WORK TO BE COMPLETED
Where a line below holds the string "time", that line goes into the answer.

RECORDS PROVIDED
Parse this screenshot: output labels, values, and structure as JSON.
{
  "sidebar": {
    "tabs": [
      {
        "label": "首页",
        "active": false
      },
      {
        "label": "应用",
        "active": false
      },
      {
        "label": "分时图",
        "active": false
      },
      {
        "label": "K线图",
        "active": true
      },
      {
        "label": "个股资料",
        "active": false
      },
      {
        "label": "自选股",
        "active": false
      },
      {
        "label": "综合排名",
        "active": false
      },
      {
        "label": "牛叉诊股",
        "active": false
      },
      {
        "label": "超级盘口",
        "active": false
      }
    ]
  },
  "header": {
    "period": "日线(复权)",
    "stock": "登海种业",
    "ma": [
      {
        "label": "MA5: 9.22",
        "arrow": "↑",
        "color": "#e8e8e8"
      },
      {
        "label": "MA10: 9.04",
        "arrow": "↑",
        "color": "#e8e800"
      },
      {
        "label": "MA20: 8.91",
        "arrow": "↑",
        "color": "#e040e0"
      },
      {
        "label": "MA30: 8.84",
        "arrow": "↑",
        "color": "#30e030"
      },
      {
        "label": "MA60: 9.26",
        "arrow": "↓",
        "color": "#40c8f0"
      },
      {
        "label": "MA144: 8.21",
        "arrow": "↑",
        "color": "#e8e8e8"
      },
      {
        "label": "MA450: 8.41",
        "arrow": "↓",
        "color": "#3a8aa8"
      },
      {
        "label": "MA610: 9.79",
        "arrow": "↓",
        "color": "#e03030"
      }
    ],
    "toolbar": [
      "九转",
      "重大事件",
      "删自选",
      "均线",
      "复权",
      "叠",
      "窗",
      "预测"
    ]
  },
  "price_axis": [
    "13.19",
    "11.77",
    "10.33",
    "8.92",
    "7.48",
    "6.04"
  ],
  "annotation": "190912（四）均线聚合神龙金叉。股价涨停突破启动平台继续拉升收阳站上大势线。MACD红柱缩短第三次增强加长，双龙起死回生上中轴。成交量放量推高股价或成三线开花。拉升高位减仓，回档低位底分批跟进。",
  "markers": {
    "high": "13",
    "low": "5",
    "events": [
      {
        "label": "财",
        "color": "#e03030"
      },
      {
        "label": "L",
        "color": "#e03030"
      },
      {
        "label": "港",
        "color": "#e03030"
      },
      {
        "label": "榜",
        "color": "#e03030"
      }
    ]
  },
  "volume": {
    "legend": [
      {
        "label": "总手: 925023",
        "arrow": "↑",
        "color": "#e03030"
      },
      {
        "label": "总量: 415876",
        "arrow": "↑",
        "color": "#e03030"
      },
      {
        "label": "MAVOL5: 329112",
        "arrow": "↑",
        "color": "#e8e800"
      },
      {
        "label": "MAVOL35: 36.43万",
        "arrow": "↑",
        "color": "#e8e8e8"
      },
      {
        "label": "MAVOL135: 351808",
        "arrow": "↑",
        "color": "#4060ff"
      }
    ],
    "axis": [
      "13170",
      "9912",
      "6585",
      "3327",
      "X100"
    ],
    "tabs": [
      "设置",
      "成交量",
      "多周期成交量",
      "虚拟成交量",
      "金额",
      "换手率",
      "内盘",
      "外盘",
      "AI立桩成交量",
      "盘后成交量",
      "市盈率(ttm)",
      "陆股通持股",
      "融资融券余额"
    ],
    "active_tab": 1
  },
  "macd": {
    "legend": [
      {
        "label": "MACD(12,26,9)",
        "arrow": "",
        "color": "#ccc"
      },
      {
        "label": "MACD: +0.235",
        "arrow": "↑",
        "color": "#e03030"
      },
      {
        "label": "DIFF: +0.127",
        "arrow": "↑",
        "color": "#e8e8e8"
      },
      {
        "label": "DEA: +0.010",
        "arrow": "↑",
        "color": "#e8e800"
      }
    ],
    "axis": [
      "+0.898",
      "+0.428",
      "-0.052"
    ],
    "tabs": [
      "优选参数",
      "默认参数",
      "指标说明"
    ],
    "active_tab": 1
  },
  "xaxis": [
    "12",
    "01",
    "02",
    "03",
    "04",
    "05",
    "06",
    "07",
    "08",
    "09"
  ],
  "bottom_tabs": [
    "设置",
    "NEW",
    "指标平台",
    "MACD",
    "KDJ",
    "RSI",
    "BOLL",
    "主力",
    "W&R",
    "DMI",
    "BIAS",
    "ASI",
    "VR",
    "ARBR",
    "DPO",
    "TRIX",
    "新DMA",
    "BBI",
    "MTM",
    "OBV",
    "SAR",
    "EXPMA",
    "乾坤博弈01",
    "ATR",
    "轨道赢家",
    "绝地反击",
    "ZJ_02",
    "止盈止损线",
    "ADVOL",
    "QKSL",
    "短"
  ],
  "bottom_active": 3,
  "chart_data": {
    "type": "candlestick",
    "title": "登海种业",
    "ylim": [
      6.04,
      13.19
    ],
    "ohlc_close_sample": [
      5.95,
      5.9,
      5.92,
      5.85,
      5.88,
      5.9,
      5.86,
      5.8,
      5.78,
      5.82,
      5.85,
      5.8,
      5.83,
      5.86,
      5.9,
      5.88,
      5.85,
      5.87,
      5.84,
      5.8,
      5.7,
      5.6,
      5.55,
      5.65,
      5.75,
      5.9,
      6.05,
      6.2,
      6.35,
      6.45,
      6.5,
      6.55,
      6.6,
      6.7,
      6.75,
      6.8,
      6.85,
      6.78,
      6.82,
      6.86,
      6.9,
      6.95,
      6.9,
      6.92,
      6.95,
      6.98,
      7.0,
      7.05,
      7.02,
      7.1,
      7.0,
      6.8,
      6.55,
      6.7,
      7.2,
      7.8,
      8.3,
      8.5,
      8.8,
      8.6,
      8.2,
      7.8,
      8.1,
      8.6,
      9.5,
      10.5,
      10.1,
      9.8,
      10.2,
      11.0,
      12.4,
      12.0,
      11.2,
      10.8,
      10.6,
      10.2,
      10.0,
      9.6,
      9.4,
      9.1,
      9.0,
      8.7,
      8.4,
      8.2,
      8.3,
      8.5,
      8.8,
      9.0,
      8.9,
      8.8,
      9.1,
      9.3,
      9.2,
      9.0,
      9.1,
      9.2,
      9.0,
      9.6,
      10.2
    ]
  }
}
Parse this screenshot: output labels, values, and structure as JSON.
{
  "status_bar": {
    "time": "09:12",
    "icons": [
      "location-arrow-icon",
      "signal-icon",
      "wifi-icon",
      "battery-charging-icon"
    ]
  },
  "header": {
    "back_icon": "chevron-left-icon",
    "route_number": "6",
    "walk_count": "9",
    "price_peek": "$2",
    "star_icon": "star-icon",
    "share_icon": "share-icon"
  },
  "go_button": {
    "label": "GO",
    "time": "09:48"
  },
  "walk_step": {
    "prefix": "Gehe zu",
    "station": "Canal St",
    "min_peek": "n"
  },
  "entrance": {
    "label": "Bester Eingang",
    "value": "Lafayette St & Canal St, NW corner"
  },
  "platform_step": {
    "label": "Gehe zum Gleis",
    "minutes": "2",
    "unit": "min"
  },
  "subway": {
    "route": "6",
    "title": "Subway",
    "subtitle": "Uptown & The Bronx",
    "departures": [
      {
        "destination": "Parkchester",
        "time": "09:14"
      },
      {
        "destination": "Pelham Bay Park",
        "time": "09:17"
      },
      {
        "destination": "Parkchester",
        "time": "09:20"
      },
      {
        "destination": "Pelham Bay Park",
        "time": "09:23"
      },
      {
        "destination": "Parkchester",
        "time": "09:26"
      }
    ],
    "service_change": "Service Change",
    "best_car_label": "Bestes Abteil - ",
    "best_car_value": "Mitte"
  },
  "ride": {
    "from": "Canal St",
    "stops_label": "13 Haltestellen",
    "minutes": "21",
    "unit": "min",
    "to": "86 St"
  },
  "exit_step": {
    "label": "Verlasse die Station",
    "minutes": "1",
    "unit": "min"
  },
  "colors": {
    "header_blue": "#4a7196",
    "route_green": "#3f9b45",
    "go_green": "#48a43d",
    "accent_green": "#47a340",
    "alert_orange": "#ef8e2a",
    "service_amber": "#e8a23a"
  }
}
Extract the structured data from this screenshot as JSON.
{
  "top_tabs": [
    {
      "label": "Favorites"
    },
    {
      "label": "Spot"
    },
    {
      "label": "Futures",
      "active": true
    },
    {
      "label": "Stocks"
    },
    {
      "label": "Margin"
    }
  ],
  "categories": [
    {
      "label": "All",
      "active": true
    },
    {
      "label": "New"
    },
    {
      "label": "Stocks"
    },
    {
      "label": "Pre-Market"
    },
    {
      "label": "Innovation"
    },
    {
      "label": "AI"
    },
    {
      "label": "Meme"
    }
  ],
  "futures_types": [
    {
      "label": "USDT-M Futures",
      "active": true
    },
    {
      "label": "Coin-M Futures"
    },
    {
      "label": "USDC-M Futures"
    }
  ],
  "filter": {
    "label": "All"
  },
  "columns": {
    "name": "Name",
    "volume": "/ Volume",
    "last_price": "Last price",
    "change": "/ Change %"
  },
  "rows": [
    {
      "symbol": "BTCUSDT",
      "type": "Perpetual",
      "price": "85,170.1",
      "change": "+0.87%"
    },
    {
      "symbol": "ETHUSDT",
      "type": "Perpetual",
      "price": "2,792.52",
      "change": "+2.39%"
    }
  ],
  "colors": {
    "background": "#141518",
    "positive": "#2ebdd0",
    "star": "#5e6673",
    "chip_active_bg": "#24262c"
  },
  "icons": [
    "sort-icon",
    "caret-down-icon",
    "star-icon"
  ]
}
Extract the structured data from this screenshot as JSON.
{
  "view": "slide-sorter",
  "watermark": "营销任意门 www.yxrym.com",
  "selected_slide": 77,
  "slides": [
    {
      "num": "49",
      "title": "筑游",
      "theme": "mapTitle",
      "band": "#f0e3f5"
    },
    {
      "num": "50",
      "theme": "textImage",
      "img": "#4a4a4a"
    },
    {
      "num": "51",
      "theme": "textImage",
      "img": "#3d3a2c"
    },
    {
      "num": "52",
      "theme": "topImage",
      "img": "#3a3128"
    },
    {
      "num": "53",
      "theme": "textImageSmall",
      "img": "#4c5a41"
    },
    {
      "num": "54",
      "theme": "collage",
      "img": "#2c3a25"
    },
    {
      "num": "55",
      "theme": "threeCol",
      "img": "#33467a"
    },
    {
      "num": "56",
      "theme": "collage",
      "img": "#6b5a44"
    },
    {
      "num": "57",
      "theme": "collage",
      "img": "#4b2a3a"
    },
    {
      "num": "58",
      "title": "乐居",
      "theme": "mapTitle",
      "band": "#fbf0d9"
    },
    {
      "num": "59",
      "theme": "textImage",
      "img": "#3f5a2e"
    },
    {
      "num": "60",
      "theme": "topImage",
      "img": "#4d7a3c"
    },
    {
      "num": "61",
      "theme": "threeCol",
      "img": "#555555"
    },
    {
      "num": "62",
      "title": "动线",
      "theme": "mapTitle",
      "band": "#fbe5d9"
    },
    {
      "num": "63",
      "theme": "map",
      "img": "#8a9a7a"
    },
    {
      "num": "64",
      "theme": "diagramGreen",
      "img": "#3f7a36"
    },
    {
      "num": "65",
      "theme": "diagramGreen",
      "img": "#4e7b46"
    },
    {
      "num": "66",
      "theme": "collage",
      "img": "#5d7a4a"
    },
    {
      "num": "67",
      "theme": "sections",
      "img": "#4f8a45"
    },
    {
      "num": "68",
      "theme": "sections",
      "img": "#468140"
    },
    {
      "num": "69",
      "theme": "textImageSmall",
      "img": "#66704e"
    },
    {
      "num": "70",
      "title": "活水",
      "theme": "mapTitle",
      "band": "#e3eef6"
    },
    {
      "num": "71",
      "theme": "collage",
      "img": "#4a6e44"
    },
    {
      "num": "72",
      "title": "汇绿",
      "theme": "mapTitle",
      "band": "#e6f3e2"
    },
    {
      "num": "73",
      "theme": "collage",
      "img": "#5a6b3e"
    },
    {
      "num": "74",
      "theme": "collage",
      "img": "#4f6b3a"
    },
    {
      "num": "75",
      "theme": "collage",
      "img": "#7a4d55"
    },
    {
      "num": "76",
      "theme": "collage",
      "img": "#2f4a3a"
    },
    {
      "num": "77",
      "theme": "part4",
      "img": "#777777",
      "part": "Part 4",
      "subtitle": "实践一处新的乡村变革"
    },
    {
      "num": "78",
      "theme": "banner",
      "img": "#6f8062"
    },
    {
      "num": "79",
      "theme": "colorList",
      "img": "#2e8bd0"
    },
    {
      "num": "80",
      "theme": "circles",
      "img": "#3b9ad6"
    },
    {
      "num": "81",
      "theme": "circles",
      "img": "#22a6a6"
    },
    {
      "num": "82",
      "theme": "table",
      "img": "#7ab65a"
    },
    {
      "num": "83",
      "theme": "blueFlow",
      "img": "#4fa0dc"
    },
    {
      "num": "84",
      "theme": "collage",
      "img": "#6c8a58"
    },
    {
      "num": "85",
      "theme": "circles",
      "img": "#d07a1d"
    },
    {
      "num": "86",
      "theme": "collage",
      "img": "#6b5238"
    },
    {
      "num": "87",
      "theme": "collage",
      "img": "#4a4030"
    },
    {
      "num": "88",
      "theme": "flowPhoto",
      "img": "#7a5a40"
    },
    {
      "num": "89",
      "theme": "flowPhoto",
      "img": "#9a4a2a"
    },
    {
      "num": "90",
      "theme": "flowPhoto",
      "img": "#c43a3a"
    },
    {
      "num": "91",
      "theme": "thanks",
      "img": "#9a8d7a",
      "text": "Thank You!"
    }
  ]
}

EXERCISE RESULT
    "time": "09:12",
    "time": "09:48"
        "time": "09:14"
        "time": "09:17"
        "time": "09:20"
        "time": "09:23"
        "time": "09:26"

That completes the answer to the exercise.